On the topic of withholding, here is a summary of the law. Pursuant to 26 USC § 1445, when a nonresident alien sells property in the USA, the buyer must withhold 10% of the proceeds and remit it to the IRS, unless 10% is more than the amount of tax that will be finally owed on the sale, in which case the buyer should only withhold the actual tax liability (but the seller has to obtain from the IRS an advance calculation of the actual tax owed to benefit from this).
The general rule on withholding is subject to a number of exceptions. One exception is that if the buyer purchases the property to use a residence and the cost is less than $300,000, then the buyer is not required to withhold any tax from the proceeds (although they can if they want to). You can receive the entire proceeds in this case. Note that you may still owe tax to the IRS. We are only concerned at this juncture with withholding, not actual tax liability. In practice, the buyer may still withhold in this case because pursuant to 26 CFR 1.1445-2(d)(1), if the buyer does not withhold and then the IRS determines that they are not using the property as a residence, then the buyer is liable for the tax. I am guessing buyers may not want to take that risk.
Now that I have summarised withholding, let's discuss final tax liability.
Pursuant to 26 USC § 897, the disposition of property by a nonresident alien is subject to tax as if the gain were income effectively connected with a US trade or business. This means that the gain is taxed at graduated income tax rates. Alternative minimum tax may possibly also apply. You will need to file Form 1040NR to report the sale, figure the tax owed, and pay it and/or receive a refund of any amount withheld.
Note that withholding is based on the proceeds
but the actual tax is only based on the gain
. The actual tax rate may be more than 10% of the gain, but that could be less than 10% of the proceeds. However, if no tax was withheld because of the exception I mentioned, you may well have tax owing when you file Form 1040NR.
So that deals with your final tax liability to the USA.
As for Canada, you would indeed have a taxable capital gain. Half of your net capital gains are taxable at ordinary income rates in Canada. You can claim a foreign tax credit for your final tax liability to the USA. Note that you cannot claim a foreign tax credit based on the withholding, if any, that was remitted to the IRS. The credit is based on the actual final tax liability as figured on Form 1040NR. The CRA may require you to submit your Form 1040NR as proof that you are claiming the actual final liability and not the withholding amount.
You may also have a filing requirement and tax owing to the US state where the property is located.
That all said, this is just a summary of the laws.
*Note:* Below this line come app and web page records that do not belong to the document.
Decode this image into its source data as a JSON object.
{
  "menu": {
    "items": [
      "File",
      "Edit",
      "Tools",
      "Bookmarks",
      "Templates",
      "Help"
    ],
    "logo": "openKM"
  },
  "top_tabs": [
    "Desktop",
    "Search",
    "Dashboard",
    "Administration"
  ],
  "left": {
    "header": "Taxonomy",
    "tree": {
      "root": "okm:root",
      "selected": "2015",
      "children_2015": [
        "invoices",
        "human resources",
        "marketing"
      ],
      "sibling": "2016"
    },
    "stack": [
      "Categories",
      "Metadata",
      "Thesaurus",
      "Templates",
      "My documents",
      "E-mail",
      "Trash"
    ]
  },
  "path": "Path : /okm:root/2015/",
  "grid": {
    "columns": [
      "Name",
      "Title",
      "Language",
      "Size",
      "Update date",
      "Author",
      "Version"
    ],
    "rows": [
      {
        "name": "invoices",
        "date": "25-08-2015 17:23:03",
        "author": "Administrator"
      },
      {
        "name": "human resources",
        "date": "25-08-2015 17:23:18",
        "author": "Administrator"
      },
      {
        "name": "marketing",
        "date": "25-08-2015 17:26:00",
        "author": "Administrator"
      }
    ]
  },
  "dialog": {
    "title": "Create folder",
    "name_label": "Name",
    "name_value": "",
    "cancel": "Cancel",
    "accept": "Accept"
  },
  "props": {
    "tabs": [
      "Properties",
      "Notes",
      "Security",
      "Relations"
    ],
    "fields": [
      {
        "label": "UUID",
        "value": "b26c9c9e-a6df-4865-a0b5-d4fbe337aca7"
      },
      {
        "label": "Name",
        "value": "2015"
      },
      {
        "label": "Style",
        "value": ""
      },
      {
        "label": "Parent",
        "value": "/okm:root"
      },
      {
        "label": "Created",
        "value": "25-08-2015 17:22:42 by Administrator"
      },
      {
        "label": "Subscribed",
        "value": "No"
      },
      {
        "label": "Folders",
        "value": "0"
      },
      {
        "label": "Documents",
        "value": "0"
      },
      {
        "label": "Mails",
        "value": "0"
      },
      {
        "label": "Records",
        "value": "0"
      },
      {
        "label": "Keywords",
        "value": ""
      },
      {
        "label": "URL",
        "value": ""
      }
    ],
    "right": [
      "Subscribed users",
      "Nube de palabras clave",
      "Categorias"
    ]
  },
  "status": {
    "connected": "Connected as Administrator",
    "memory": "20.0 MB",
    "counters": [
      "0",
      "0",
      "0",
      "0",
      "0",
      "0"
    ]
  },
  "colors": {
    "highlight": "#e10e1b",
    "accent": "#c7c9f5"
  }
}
There are many exceptions and special cases. From your post, it seems you are very confused about the various requirements here. For that reason, you may want to pay for the services of an accountant or lawyer to help you.